Your task
Once you find a line containing the word "label" in the entries below, copy it.

Task input

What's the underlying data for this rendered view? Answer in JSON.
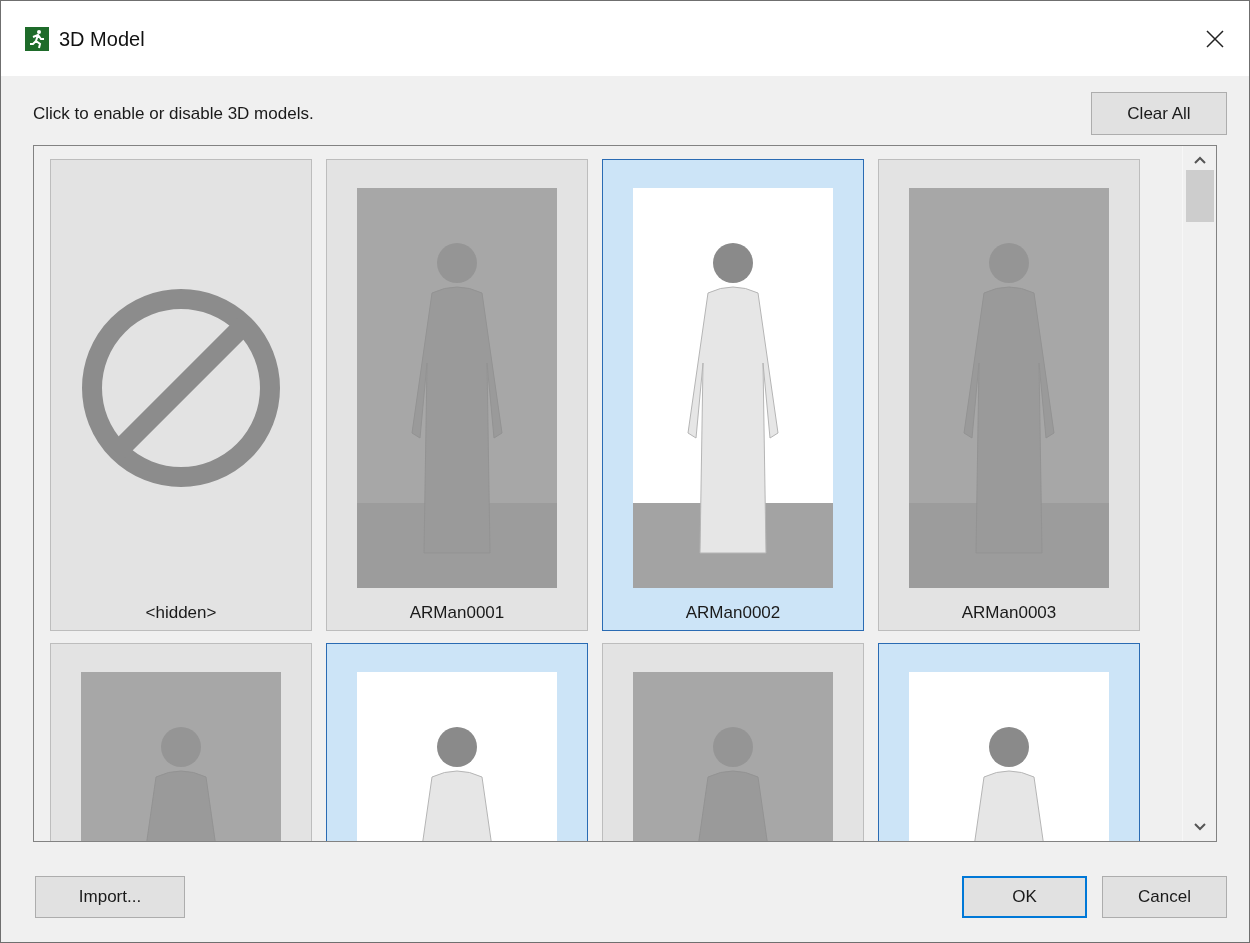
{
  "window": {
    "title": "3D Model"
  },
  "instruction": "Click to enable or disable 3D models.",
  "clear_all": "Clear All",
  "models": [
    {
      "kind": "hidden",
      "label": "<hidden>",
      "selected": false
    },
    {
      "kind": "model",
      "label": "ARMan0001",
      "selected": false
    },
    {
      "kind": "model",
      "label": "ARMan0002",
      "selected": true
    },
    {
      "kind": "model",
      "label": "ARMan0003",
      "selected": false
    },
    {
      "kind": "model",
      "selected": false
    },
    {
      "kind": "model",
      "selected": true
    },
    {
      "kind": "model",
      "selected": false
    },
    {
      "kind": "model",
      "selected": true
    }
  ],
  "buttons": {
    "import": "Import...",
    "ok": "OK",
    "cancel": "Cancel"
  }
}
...
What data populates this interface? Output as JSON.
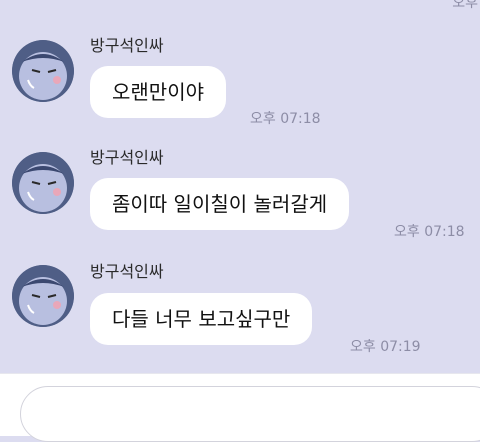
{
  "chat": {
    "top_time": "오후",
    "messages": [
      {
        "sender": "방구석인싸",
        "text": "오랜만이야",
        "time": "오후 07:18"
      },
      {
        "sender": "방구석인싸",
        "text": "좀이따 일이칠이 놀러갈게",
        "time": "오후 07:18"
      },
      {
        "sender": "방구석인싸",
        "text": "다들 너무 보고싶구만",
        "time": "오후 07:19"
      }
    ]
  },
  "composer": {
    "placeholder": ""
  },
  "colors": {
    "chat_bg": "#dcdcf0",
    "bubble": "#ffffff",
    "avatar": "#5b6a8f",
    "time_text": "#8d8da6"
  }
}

Response below
      "label": "<hidden>",
      "label": "ARMan0001",
      "label": "ARMan0002",
      "label": "ARMan0003",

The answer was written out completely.